My family can be quite opinionated. There aren’t too many shrinking violets amongst us so when there is an opinion to be voiced you can be sure it will be. The saving grace to all of this behavior is that it stems 100% from a genuine desire to be helpful. Unless, of course you are messing with the family’s carbonara recipe. Apparently, one day my father decided to take a couple of liberties with the routine and quite a brouhaha ensued. He had added onion! The devil!

Then one day, totally unaware of this drama, I casually asked my dad if he’s ever considered adding onion or peas to his carbonara. Before he could simultaneously roll his eyes, chuckle, and wave the question away with his hands (can you tell he’s Italian?) a storm of commentary was coming from the peanut gallery that adding those items was, well, essentially forbidden. Hello!

But apparently my family is not alone in this devotion to a particular carbonara… a twist on the traditional recipe stirred up a hornet’s nest of debate on the New York Times Diner’s Journal Blog last year. So, we’re not alone.

In light of the debate (and out of respect for my mother) I will say in no uncertain terms: the onions and peas are optional. Oh, and the bacon is pretty Americanized, so if you’re looking for more authentic meat use a pancetta (sliced thick) instead.

And if you get complaints about authenticity… don’t blame me, I warned you!

Linguine Carbonara

1 lb linguine
1 tbsp olive oil
½ medium onion, diced
10 slices bacon, diced
½ cup frozen peas
4 eggs
½-1 cup cooking water

Remove the eggs from the refrigerator so they can come up to room temperature.

Bring to boil a large pot of water for cooking the pasta.

In a large frying pan add the olive oil and onion and begin to sauté over medium high heat. Add the bacon and sauté while the water for the pasta heats and then while the pasta cooks.

Beat the eggs in a medium sized heat proof bowl and place them near the stove.

When the pasta is ready, DO NOT DRAIN, but remove from the pasta from the pot using tongs so as to retain the cooking water. Add the pasta to the fry pan and turn the heat to the lowest possible setting.

Slowly temper the eggs by beating them while drizzling the boiling water into the eggs.

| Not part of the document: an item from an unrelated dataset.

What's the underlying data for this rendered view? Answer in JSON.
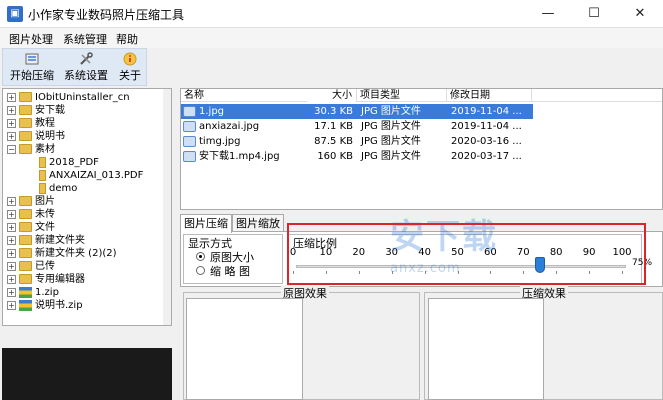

When the eggs have been tempered add them to the fry pan and slowly stir everything together. Add the peas and stir slowly so that the egg mixture warms and coats the pasta. The linguine will absorb some of the liquid and a creamy sauce will develop in the pan. Add more cooking liquid if it appears too dry.

Serve with a sprinkle of Parmesan cheese and grind of black pepper on top.

Serves 4-6 depending on if you serve a salad with it.